- _WHAT YOU NEED TO DO_: Every line of the entries below that mentions "warning" is to be copied out.
━━━━
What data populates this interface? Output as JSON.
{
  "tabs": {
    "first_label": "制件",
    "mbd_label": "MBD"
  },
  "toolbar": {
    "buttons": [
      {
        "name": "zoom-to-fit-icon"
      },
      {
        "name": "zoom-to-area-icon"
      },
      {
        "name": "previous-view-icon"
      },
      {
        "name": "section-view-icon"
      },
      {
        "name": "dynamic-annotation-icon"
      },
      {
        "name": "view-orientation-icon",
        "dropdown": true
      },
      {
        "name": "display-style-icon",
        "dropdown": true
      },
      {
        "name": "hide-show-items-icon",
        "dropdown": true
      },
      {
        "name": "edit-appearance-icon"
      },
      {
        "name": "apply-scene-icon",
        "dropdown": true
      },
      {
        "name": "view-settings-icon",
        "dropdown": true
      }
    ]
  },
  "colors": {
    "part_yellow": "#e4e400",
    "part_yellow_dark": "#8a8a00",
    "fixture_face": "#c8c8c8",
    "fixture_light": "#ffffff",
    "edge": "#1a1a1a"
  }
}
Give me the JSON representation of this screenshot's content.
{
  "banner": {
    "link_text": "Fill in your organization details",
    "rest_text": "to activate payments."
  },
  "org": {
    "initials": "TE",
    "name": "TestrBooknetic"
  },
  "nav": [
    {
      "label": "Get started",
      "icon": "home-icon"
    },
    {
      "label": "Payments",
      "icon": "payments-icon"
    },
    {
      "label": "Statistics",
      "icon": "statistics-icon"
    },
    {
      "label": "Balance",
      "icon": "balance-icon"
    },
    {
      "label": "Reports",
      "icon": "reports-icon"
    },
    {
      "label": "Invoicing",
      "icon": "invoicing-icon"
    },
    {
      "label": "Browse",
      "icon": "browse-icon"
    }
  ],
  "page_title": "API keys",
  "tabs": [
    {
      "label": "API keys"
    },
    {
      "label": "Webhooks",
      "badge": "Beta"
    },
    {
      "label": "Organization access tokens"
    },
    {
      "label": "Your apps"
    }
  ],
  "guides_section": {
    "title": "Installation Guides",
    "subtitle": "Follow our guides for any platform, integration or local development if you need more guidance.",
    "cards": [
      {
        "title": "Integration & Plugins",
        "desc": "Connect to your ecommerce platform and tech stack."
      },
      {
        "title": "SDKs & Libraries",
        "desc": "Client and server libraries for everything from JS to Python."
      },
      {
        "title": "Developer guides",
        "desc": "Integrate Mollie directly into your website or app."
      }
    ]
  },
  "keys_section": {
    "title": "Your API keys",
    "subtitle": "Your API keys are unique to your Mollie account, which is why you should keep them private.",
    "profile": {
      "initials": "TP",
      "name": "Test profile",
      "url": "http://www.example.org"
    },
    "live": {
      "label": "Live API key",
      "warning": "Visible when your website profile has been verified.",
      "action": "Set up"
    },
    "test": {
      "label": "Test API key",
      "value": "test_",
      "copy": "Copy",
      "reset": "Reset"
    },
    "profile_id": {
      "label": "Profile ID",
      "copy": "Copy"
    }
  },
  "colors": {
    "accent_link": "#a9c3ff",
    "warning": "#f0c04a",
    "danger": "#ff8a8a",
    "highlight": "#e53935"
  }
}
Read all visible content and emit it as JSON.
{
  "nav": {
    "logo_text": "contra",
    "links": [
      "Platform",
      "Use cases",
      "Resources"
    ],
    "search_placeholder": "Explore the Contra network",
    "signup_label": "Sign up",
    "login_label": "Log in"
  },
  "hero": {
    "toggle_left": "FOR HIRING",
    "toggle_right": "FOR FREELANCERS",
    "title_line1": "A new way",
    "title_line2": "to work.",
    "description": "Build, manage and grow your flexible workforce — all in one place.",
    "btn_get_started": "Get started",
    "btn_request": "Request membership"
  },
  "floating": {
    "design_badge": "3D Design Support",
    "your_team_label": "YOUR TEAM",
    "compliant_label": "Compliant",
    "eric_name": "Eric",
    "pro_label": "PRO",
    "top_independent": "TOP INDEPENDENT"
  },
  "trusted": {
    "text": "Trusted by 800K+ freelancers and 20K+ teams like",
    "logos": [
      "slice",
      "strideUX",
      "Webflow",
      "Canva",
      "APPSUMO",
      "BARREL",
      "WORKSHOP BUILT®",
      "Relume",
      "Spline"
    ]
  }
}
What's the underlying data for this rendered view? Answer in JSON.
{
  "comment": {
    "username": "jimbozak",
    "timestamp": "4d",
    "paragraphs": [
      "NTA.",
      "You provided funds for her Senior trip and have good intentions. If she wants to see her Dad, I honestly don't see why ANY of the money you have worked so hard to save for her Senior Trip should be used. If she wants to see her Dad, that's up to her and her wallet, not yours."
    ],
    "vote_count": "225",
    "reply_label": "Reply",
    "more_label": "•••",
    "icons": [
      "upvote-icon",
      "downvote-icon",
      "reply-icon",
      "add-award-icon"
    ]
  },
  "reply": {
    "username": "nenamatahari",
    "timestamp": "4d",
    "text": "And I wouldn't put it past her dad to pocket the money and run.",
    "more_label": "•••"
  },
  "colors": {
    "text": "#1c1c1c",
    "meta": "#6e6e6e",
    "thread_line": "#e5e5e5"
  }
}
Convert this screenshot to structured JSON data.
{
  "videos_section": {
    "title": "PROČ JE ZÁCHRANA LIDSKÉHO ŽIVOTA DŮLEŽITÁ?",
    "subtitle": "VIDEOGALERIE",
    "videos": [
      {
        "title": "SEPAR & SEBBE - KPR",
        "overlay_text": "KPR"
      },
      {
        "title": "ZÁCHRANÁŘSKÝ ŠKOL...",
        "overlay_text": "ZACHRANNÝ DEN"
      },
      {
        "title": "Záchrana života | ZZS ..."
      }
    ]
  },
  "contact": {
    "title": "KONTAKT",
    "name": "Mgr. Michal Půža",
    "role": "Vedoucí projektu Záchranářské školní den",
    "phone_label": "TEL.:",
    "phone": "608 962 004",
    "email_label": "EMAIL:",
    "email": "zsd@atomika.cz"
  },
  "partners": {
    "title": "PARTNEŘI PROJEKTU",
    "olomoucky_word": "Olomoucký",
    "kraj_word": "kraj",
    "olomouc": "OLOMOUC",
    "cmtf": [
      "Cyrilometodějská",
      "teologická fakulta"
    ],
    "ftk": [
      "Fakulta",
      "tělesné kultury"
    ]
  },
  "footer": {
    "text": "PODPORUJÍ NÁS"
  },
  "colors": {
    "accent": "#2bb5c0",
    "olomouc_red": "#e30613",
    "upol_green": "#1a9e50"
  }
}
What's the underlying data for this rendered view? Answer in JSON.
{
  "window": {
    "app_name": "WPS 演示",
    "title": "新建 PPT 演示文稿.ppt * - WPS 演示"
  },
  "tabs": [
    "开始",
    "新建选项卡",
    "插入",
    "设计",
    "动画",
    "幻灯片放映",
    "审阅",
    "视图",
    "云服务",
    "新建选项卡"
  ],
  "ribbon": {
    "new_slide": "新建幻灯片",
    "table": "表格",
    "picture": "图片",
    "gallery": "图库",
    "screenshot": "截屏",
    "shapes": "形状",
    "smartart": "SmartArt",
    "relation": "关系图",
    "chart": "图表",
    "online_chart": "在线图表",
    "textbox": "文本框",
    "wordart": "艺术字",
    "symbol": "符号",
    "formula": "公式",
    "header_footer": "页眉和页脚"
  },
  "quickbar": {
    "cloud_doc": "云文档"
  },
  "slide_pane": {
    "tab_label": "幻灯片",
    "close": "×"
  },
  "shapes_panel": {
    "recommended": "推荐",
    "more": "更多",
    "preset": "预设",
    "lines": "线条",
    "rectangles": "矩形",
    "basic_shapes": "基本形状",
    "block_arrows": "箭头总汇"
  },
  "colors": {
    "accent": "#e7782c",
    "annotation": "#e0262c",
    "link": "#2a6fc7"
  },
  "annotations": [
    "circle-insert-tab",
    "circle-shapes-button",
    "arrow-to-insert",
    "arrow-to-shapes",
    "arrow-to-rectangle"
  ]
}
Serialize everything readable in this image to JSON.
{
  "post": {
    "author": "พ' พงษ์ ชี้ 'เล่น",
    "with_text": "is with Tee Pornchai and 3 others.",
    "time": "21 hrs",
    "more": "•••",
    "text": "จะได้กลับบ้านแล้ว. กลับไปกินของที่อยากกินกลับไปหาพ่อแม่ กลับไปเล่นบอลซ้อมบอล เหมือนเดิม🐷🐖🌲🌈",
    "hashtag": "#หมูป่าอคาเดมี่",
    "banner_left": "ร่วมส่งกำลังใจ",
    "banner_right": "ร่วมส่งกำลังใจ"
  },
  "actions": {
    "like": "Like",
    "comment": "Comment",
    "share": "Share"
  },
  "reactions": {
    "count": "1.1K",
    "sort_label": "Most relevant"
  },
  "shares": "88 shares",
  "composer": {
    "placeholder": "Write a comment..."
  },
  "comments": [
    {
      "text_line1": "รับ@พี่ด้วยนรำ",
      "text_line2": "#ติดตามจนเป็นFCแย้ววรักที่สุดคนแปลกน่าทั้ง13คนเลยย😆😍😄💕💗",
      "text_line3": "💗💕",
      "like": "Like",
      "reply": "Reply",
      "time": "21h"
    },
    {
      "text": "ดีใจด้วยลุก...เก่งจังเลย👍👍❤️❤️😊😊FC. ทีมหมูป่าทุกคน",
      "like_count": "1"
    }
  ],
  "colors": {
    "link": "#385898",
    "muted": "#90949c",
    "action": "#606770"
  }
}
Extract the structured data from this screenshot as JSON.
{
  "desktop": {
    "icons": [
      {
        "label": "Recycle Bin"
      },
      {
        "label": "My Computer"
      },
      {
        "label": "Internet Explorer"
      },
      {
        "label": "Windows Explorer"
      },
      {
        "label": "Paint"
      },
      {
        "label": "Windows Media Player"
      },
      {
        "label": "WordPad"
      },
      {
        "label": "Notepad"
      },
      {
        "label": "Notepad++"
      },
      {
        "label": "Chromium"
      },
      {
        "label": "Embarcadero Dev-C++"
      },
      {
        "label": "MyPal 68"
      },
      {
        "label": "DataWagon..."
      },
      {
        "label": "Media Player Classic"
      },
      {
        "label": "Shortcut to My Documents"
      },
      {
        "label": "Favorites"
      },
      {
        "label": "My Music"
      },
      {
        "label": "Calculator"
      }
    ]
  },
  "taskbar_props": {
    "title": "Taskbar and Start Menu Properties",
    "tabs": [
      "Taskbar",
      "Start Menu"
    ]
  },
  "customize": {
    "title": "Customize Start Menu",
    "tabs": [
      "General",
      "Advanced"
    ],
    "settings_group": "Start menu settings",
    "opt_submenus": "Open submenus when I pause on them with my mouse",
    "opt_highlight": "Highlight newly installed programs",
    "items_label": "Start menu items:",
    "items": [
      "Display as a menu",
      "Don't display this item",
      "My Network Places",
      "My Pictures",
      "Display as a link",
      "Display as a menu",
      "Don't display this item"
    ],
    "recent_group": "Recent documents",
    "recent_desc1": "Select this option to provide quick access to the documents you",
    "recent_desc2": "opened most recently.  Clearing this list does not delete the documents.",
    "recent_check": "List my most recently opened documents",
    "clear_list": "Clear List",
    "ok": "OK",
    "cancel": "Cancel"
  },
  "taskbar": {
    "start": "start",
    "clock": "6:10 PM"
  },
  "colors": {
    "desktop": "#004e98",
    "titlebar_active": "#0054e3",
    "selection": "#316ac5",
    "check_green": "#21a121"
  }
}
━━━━
- _WRITTEN RESPONSE_:
      "warning": "Visible when your website profile has been verified.",
    "warning": "#f0c04a",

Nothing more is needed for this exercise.